Among the entries below, find the lines that hold the word "placeholder" and report them.

ENTRIES PROVIDED =
==========
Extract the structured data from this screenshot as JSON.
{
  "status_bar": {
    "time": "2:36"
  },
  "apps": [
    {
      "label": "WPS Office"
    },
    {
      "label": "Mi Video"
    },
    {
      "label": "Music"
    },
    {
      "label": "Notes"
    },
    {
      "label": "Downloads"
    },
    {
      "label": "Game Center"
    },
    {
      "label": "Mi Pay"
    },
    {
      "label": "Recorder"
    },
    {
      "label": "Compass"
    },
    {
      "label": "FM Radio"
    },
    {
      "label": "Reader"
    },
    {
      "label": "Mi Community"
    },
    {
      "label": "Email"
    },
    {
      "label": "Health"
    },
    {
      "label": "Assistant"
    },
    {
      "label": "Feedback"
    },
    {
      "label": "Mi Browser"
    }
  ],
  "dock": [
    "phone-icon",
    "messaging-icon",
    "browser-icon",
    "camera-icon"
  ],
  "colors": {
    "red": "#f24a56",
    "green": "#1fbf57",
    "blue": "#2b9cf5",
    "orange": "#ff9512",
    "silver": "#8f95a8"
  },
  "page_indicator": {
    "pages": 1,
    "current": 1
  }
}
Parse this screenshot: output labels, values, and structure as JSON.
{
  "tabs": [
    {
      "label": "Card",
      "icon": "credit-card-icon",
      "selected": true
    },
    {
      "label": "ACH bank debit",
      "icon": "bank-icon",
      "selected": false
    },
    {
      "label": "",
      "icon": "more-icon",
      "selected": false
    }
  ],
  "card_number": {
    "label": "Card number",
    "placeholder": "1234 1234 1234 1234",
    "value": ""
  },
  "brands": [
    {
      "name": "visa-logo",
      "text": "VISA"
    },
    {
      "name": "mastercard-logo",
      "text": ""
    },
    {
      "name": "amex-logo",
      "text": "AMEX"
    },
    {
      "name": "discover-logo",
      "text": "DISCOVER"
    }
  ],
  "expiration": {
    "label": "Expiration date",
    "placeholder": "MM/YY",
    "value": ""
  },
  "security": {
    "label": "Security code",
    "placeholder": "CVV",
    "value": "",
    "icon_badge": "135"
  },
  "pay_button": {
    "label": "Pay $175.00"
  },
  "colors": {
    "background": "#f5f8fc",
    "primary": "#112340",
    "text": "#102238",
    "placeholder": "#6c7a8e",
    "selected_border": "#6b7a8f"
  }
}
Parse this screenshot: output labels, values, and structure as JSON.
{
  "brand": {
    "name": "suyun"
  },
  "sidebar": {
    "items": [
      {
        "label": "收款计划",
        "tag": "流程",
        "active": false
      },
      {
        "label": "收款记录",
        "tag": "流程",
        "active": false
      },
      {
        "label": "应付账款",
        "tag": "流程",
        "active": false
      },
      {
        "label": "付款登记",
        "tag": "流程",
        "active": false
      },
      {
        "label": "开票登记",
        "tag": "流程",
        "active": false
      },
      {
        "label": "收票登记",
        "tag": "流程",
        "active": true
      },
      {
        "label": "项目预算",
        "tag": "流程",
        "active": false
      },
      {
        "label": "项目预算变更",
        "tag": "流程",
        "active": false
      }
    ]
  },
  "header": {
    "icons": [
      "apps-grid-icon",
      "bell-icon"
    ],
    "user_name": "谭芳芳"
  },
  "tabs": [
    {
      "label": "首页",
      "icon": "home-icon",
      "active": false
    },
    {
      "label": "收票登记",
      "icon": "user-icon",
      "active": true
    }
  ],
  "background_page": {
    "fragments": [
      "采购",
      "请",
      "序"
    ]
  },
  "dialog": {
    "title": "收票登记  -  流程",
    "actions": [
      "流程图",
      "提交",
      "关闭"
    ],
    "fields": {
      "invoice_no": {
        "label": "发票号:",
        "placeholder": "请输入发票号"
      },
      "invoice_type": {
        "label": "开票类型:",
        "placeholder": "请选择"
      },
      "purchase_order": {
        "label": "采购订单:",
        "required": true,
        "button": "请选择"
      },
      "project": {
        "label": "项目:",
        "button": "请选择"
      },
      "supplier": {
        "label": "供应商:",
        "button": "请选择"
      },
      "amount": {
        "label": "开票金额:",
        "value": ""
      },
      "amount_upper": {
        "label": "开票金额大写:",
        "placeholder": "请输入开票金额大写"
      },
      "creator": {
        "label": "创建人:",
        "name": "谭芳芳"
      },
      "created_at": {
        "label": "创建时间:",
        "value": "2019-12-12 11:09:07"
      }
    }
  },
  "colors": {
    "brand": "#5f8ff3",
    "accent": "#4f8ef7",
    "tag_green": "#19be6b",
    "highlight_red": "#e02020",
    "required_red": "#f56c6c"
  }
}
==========
RESULT BELOW =
    "placeholder": "1234 1234 1234 1234",
    "placeholder": "MM/YY",
    "placeholder": "CVV",
    "placeholder": "#6c7a8e",
        "placeholder": "请输入发票号"
        "placeholder": "请选择"
        "placeholder": "请输入开票金额大写"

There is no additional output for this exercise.